“If an audience loves the concept of a movie, he loves it irrespective of the age, caste, religion of the Maker. Content is the king”, Yogesh Vats says.
Team Haryana First
Back in the early 1990s, a small town like Rewari, where he was born and brought up, didn’t have many cinema Halls.
But, Doordarshan would telecast a Bollywood film every Friday, which Yogesh Vats, now 26, looked forward to.
And herein developed his interest in films and filmmaking.
After completing his school, Vats studied film direction at the State Institute of Film and Television, Rohtak, and then moved to Mumbai, in 2015.
Those who want to enter cinema must first arm themselves with the relevant knowledge, says Vats.
Like earning a degree in filmmaking as he did.
“At the film schools, we are shown thousands of films, each one is a learning experience. A student is made aware of the cinema of almost every country. Cinema is not just entertainment, it is a very powerful language of change,” adds Vats.
Vats is still the only direction student from State Institute of Film & Television, Rohtak,who made his Bollywood debut.
The release of his debut directorial venture, Hawayein, a Hindi travel fiction, got postponed due to corona pandemic.
But that didn’t ebb his enthusiasm.
Throughout the lockdown, Vats prepared for his next project, a web series Gadera (Gadera means rainwater pond in the local dialect in hills), now being shot in Kumaon and Garhwal regions.

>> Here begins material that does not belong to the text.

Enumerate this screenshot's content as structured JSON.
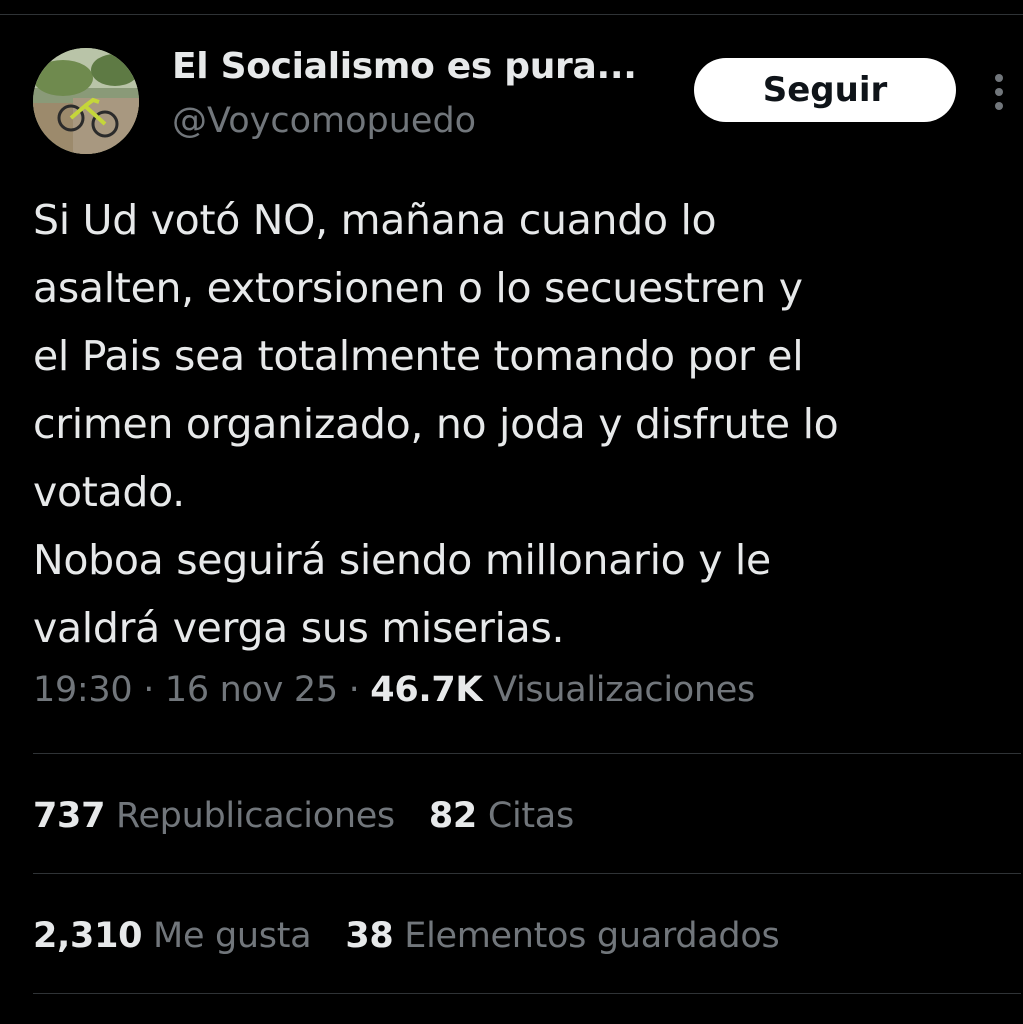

“The idea of this web series hit me while I was shooting for Hawayein. So many stories in remote areas are waiting to be told. We need to talk more about the culture and history of the Himalayan region,” he says, adding that writing during the lockdown period was enjoyable.
“It is heartening to see Mother Nature revive herself without human interference, though what happened with the migrant workers was very sad,” he says.
Gadera is set for an OTT release, he says, adding that its stories revolve around invasion of the region, first by Gurkhas and then British.
It is a period suspense thriller, and perhaps the first Bollywood series on the ancient events of Uttarakhand.”
Vats believes that the advent of OTT platforms has bode well for everyone — audiences, filmmakers, actors, etc
“It has also given rise to a healthy competition in the entertainment industry. Young filmmakers now have an excellent opportunity to capture the folk tales and stories of the cinema confined to the remote villages and towns,” he says.
Speaking about nepotism in cinema, he observes that nepotism exists across all industries.
On future projects, Yogesh says that as of now background work is being done on various projects but nothing big has materialised as of now.
Talking to Haryana First, Yogesh says that the job of director is the most critical one; he has to have the knowledge of everything and even the minor details matter. On the challenges of being a new director in the Bollywood industry, he adds that for an audience the content display matters; he does not see the age of the director.
“If an audience loves the concept of a movie, he loves it irrespective of who made it irrespective of his/her age, caste, religion. Content is the king”, he added.
“Before directing the movie on any subject, a director has to work laboriously on it. He has to recreate everything in his mind before it is set in motion for recording”, he adds.
Comparing his friend’s occupation with his own, he says that his work may involve bigger efforts to prove the mettle but he loves his work and there is no monotony in it.
“I can not say the same things about all of my school friends who may be having privileges at their disposal but have nothing to learn and grow”, he sums up.